The Federal Government will Become America's Model Employer for the 21st Century.
Recruit, Retain and Honor a World-Class Workforce to Serve the American People.
Human Resources and Security Specialists should use this tool to determine the correct investigation level for any covered position within the U.S. Federal Government.
OPM’s Human Resources Solutions organization can help your agency answer this critically important question.
Developing senior leaders in the U.S. Government through Leadership for a Democratic Society, Custom Programs and Interagency Courses.
Visit this federal site to search for our regulatory notices, proposed and final rules.
See the latest tweets on our Twitter feed, like our Facebook pages, watch our YouTube videos, and page through our Flickr photos.
No, agencies are no longer required to consider using the superior qualifications and special needs pay-setting authority before they authorize a recruitment incentive. However, under 5 CFR 531.212(d) (as in effect on and after May 1, 2005), an agency must consider the possibility of authorizing a recruitment incentive when determining whether to use the superior qualifications and special needs pay-setting authority. The reason for the distinction is that agencies should first consider whether they can attract a candidate by using an authority which has limited implications for the agency budget because it does not increase the employee’s basic pay (e.g., a recruitment incentive) before using a flexibility that increases basic pay (e.g., the superior qualifications and special needs pay-setting authority) which has longer term cost implications.
There was an unexpected error when performing your action.

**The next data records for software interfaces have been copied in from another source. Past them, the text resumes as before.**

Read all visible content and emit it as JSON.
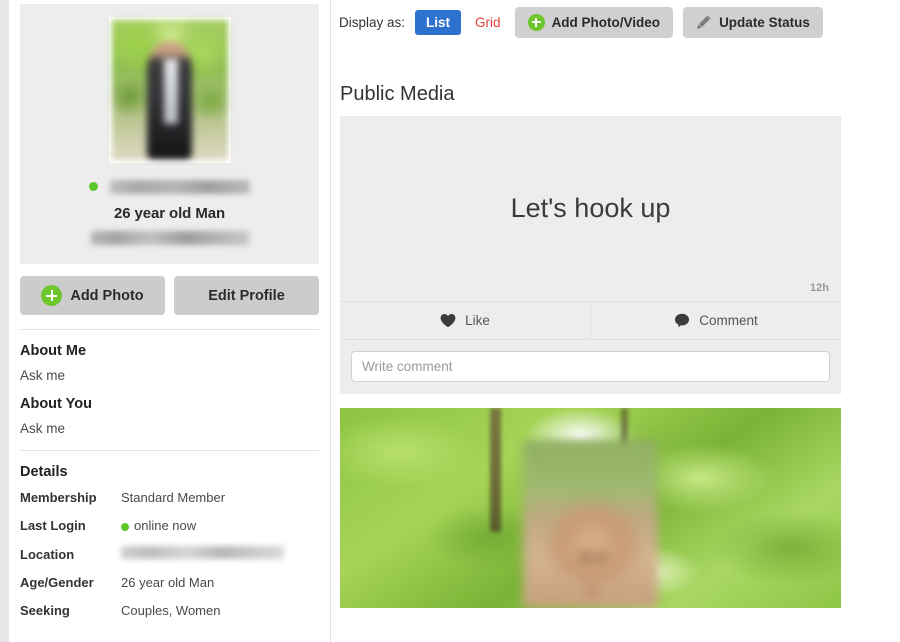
{
  "sidebar": {
    "profile": {
      "avatar_alt": "profile-photo-blurred",
      "username_redacted": true,
      "online_status": "online",
      "age_gender_line": "26 year old Man",
      "location_redacted": true
    },
    "buttons": {
      "add_photo": "Add Photo",
      "edit_profile": "Edit Profile"
    },
    "about_me": {
      "title": "About Me",
      "text": "Ask me"
    },
    "about_you": {
      "title": "About You",
      "text": "Ask me"
    },
    "details": {
      "title": "Details",
      "rows": [
        {
          "label": "Membership",
          "value": "Standard Member",
          "type": "text"
        },
        {
          "label": "Last Login",
          "value": "online now",
          "type": "status"
        },
        {
          "label": "Location",
          "value": "",
          "type": "redacted"
        },
        {
          "label": "Age/Gender",
          "value": "26 year old Man",
          "type": "text"
        },
        {
          "label": "Seeking",
          "value": "Couples, Women",
          "type": "text"
        }
      ]
    }
  },
  "main": {
    "toolbar": {
      "display_as_label": "Display as:",
      "list_label": "List",
      "grid_label": "Grid",
      "add_photo_video_label": "Add Photo/Video",
      "update_status_label": "Update Status"
    },
    "section_heading": "Public Media",
    "status_post": {
      "text": "Let's hook up",
      "time": "12h",
      "like_label": "Like",
      "comment_label": "Comment",
      "comment_placeholder": "Write comment"
    },
    "photo_post": {
      "alt": "outdoor-foliage-photo-blurred-face"
    }
  },
  "colors": {
    "accent_blue": "#2d72ce",
    "accent_red": "#e8413c",
    "accent_green": "#6dc62c",
    "status_green": "#5cc72b",
    "button_grey": "#d0d0d0",
    "card_grey": "#ededed"
  }
}
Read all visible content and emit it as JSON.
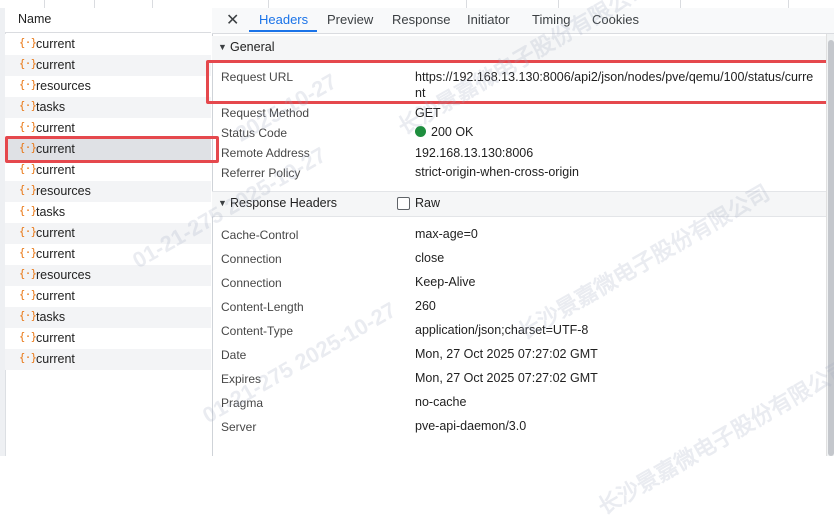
{
  "request_list": {
    "header": "Name",
    "icon": "{·}",
    "selected_index": 5,
    "items": [
      "current",
      "current",
      "resources",
      "tasks",
      "current",
      "current",
      "current",
      "resources",
      "tasks",
      "current",
      "current",
      "resources",
      "current",
      "tasks",
      "current",
      "current"
    ]
  },
  "tabs": {
    "close": "✕",
    "items": [
      "Headers",
      "Preview",
      "Response",
      "Initiator",
      "Timing",
      "Cookies"
    ],
    "active": "Headers"
  },
  "general": {
    "title": "General",
    "rows": [
      {
        "key": "Request URL",
        "value": "https://192.168.13.130:8006/api2/json/nodes/pve/qemu/100/status/current"
      },
      {
        "key": "Request Method",
        "value": "GET"
      },
      {
        "key": "Status Code",
        "value": "200 OK",
        "status_color": "#1e8e3e"
      },
      {
        "key": "Remote Address",
        "value": "192.168.13.130:8006"
      },
      {
        "key": "Referrer Policy",
        "value": "strict-origin-when-cross-origin"
      }
    ]
  },
  "response_headers": {
    "title": "Response Headers",
    "raw_label": "Raw",
    "raw_checked": false,
    "rows": [
      {
        "key": "Cache-Control",
        "value": "max-age=0"
      },
      {
        "key": "Connection",
        "value": "close"
      },
      {
        "key": "Connection",
        "value": "Keep-Alive"
      },
      {
        "key": "Content-Length",
        "value": "260"
      },
      {
        "key": "Content-Type",
        "value": "application/json;charset=UTF-8"
      },
      {
        "key": "Date",
        "value": "Mon, 27 Oct 2025 07:27:02 GMT"
      },
      {
        "key": "Expires",
        "value": "Mon, 27 Oct 2025 07:27:02 GMT"
      },
      {
        "key": "Pragma",
        "value": "no-cache"
      },
      {
        "key": "Server",
        "value": "pve-api-daemon/3.0"
      }
    ]
  },
  "watermark": {
    "texts": [
      "长沙景嘉微电子股份有限公司",
      "2025-10-27",
      "01-21-275 2025-10-27",
      "长沙景嘉微电子股份有限公司",
      "01-21-275 2025-10-27",
      "长沙景嘉微电子股份有限公司"
    ]
  },
  "colors": {
    "accent": "#1a73e8",
    "highlight": "#e5484d",
    "icon": "#e8710a",
    "status_ok": "#1e8e3e"
  }
}
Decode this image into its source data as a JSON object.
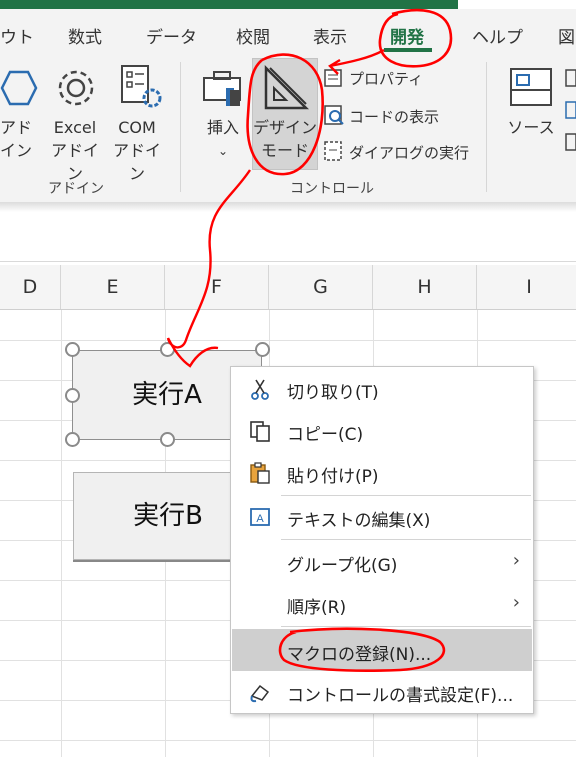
{
  "ribbon": {
    "tabs": [
      {
        "label": "ウト"
      },
      {
        "label": "数式"
      },
      {
        "label": "データ"
      },
      {
        "label": "校閲"
      },
      {
        "label": "表示"
      },
      {
        "label": "開発"
      },
      {
        "label": "ヘルプ"
      },
      {
        "label": "図"
      }
    ],
    "addins": {
      "addin_label": "アド\nイン",
      "excel_addin_label": "Excel\nアドイン",
      "com_addin_label": "COM\nアドイン",
      "group_label": "アドイン"
    },
    "controls": {
      "insert_label": "挿入",
      "design_mode_label": "デザイン\nモード",
      "properties_label": "プロパティ",
      "view_code_label": "コードの表示",
      "run_dialog_label": "ダイアログの実行",
      "group_label": "コントロール"
    },
    "xml": {
      "source_label": "ソース"
    }
  },
  "columns": [
    "D",
    "E",
    "F",
    "G",
    "H",
    "I"
  ],
  "sheet": {
    "button_a": "実行A",
    "button_b": "実行B"
  },
  "context_menu": {
    "items": [
      {
        "label": "切り取り(T)",
        "icon": "scissors-icon"
      },
      {
        "label": "コピー(C)",
        "icon": "copy-icon"
      },
      {
        "label": "貼り付け(P)",
        "icon": "paste-icon"
      },
      {
        "label": "テキストの編集(X)",
        "icon": "edit-text-icon"
      },
      {
        "label": "グループ化(G)",
        "submenu": true
      },
      {
        "label": "順序(R)",
        "submenu": true
      },
      {
        "label": "マクロの登録(N)...",
        "highlighted": true
      },
      {
        "label": "コントロールの書式設定(F)...",
        "icon": "format-control-icon"
      }
    ]
  },
  "colors": {
    "excel_green": "#217346",
    "annotation_red": "#ff0000",
    "menu_highlight": "#cfcfcf"
  }
}
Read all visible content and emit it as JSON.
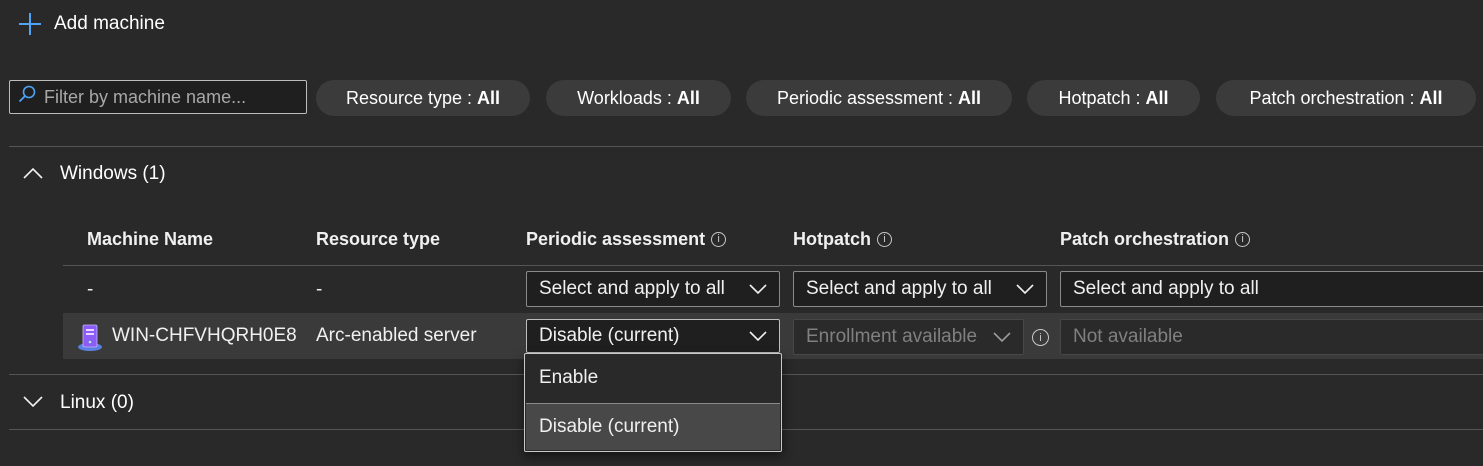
{
  "toolbar": {
    "add_label": "Add machine"
  },
  "filter": {
    "placeholder": "Filter by machine name..."
  },
  "pills": [
    {
      "label": "Resource type : ",
      "value": "All"
    },
    {
      "label": "Workloads : ",
      "value": "All"
    },
    {
      "label": "Periodic assessment : ",
      "value": "All"
    },
    {
      "label": "Hotpatch : ",
      "value": "All"
    },
    {
      "label": "Patch orchestration : ",
      "value": "All"
    }
  ],
  "groups": {
    "windows": {
      "label": "Windows (1)",
      "expanded": true
    },
    "linux": {
      "label": "Linux (0)",
      "expanded": false
    }
  },
  "table": {
    "headers": {
      "machine_name": "Machine Name",
      "resource_type": "Resource type",
      "periodic_assessment": "Periodic assessment",
      "hotpatch": "Hotpatch",
      "patch_orchestration": "Patch orchestration"
    },
    "bulk_row": {
      "machine_name": "-",
      "resource_type": "-",
      "periodic_assessment": "Select and apply to all",
      "hotpatch": "Select and apply to all",
      "patch_orchestration": "Select and apply to all"
    },
    "rows": [
      {
        "machine_name": "WIN-CHFVHQRH0E8",
        "resource_type": "Arc-enabled server",
        "periodic_assessment": "Disable (current)",
        "hotpatch": "Enrollment available",
        "patch_orchestration": "Not available"
      }
    ]
  },
  "dropdown_menu": {
    "options": [
      "Enable",
      "Disable (current)"
    ],
    "selected_index": 1
  },
  "colors": {
    "accent": "#4fa3f7",
    "background": "#292929",
    "row_highlight": "#3a3a3a"
  }
}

Your error has been logged and the appropriate people notified. You may close this message and try your command again, perhaps after refreshing the page. If you continue to experience issues, please notify the site administrator.